Wednesday, May 16, 2018

U.S. v. Briones (9th Cir. - May 16, 2018)

You gotta be thinking this one may go en banc, no?

Not because there's a circuit split, or it's a death penalty case, or anything like that.  It's not.  It's just a fact-intensive case about a single defendant.  It doesn't even really raise any substantial issues of law either.  It's instead merely about whether the facts and transcript below demonstrate sufficient support for the life sentence imposed by the district court below.  Period.

That's not something that one would normally think has even a shot at en banc review.  It affects only one person, and one person only.

And yet I think the thing may perhaps go up.

In part because it's a life sentence for someone who was a minor (seventeen) at the time he committed the (admittedly terrible) crimes at issue here.  Which means, in the federal system, that he's going to almost certainly spend the actual rest of his life in prison for something he did as a kid.  ("Because the federal system does not permit parole or early release from life sentences, see 18 U.S.C. § 3624, Briones’s sentence is effectively for life without the possibility of parole.")

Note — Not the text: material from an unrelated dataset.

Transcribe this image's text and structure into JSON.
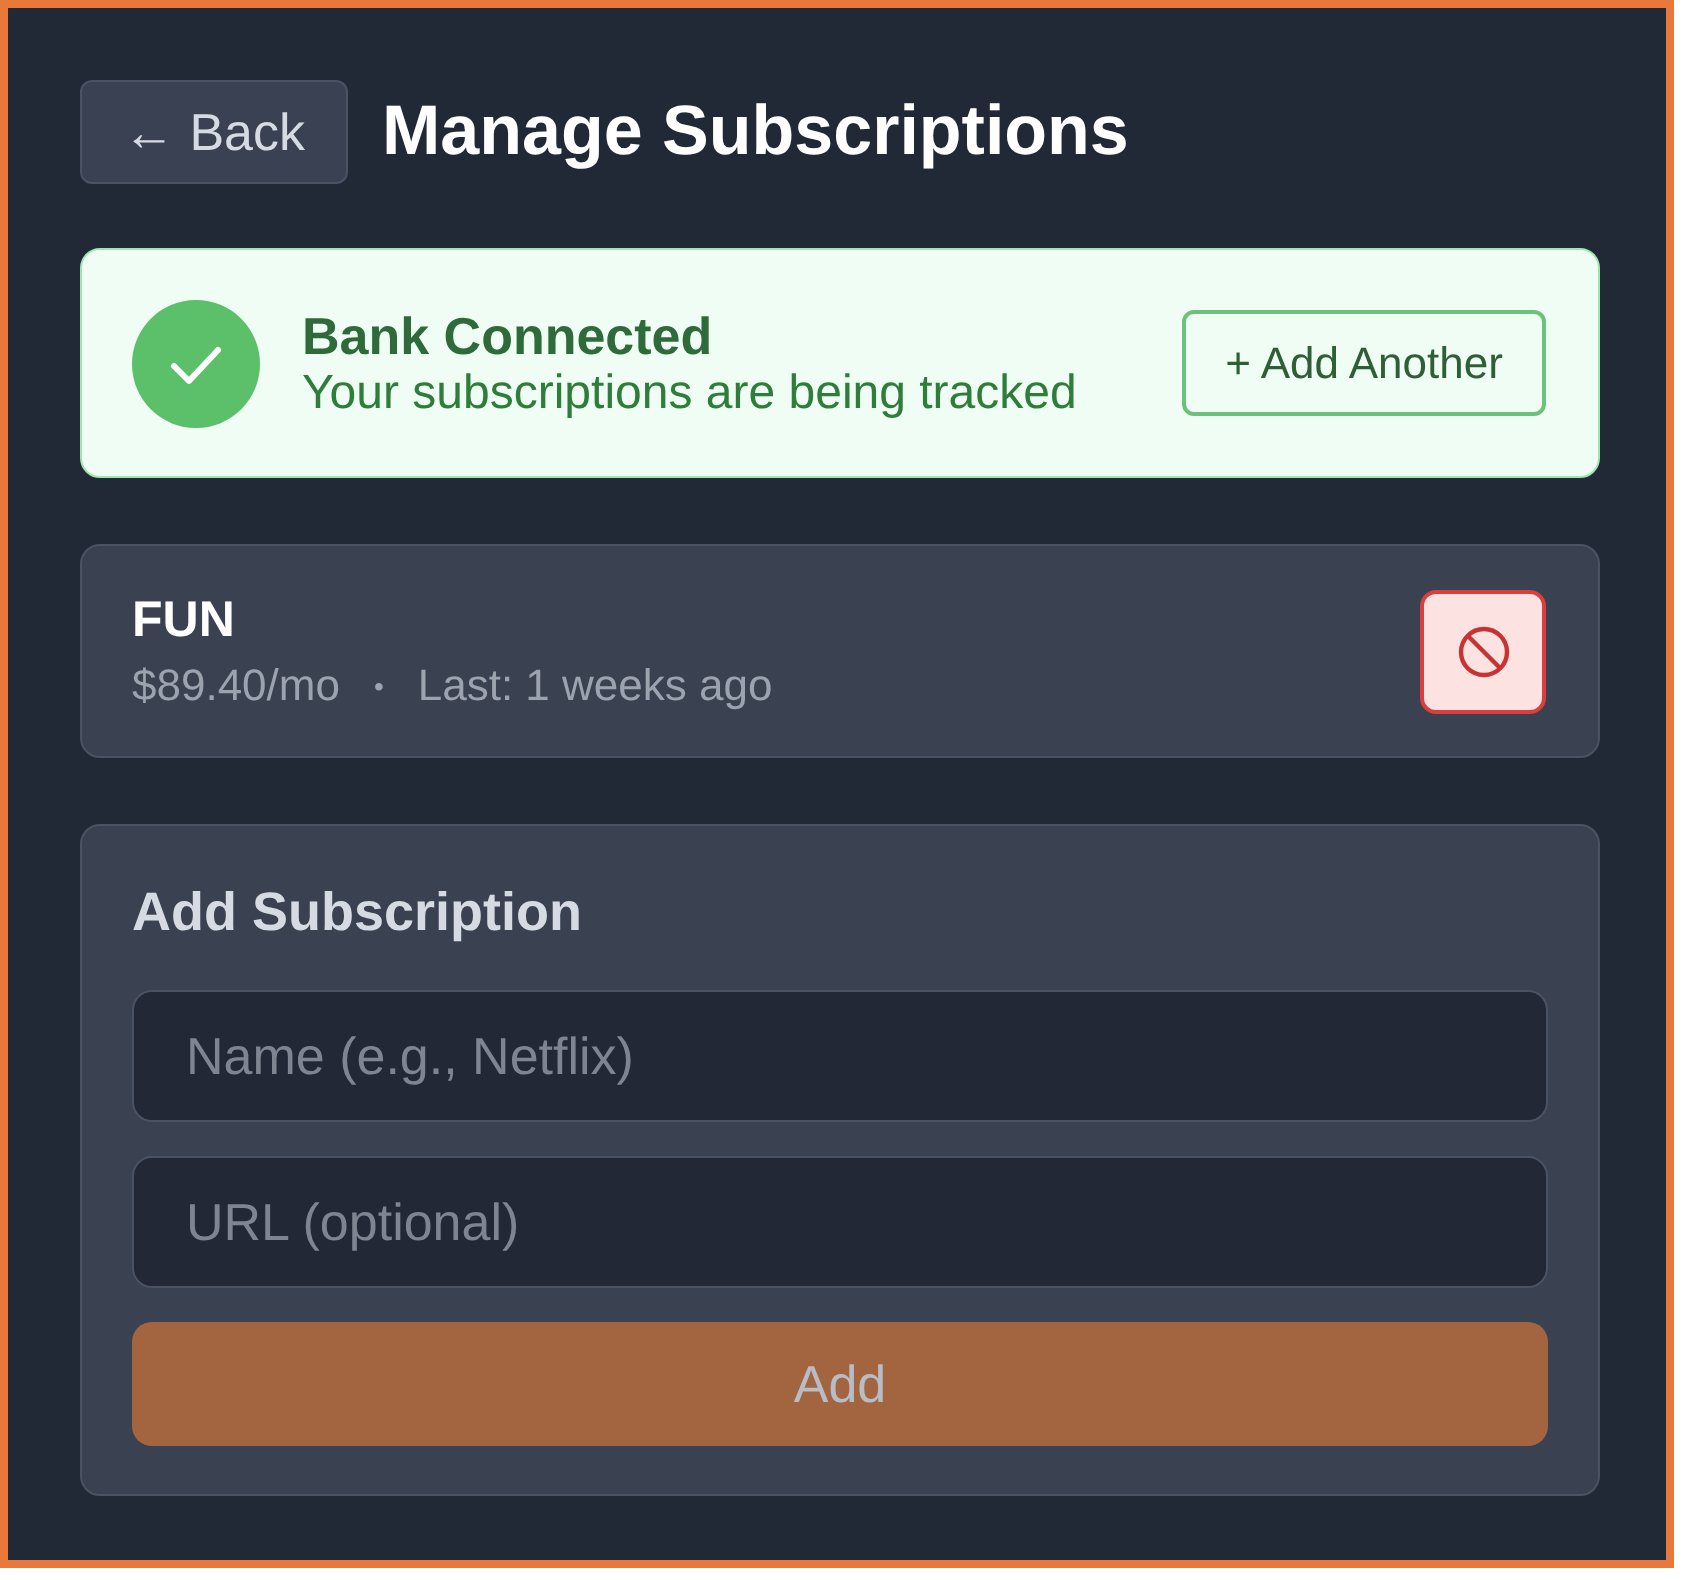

Normally, that wouldn't matter.  We lock up kids forever plenty of times.  But pretty much everyone seems to agree that this case involves someone who'd far from the hardened, unreformable criminal that's the stereotype of someone we put in prison forever.  He's now been in prison for 20-plus years, and his conduct for the past two decades has been completely unblemished by any misconduct.  As the majority opinion notes, the evidence below demonstrated that "in all his time in prison he had not been written up once for a disciplinary infraction, that he had no gang involvement, that he had been working continuously, and that he married his girlfriend with whom he has a now-adult child, and that he sees his wife regularly."  And even the government recognized that "Briones was 'really doing well in prison,'” as opposed to what you might well initially think of someone with his history.

I hear you.  "So what?  He committed serious crimes (albeit as a juvenile), and the district court looked at the evidence and sent the guy to prison forever.  That's life.  At least in our justice system.  Maybe right, maybe wrong.  But hardly subject to en banc review.  He'd never get the votes."

My thought too.  At least initially.

But the lineup of the panel may end up persuading me the other way.  The majority opinion is written by Judge Rawlinson.  That may suggest that there are a ton of judges on the Ninth Circuit who might well see the case the same way.  Though the judge that joins her is Judge Ezra, sitting by designation from Hawaii, so you don't know for sure.

But dissenting is Judge O'Scannlain.  Hardly some shrinking violet let-em-all-out leftie.  Exactly the opposite, even.  If even he thinks that the right result is to remand for resentencing, that might well suggest that one might potentially persuade other folks that the right result here is not to lock this person up for the entire remainder of his life.

Now, look.  This is not the "old days" of the Ninth Circuit.  Many of your heartfelt lefties in criminal cases are now gone.  Some of the strongest voices for correcting serious individual injustice through the en banc process are now silent.

But not all of them.

The prospect of compelling someone to die in prison when they might well be a "different person" from the one who committed the heinous crimes of a teenager might perhaps prompt a serious look at this case.  If only knowing that even some ordinarily hard-core people (like Judge O'Scannlain) may be perhaps sympathetic to the cause -- not in general, but in this particular case.

We'll see.  It'll be a good test case about the contemporary composition of the court, and it's desire (or willingness) to do justice in a given case.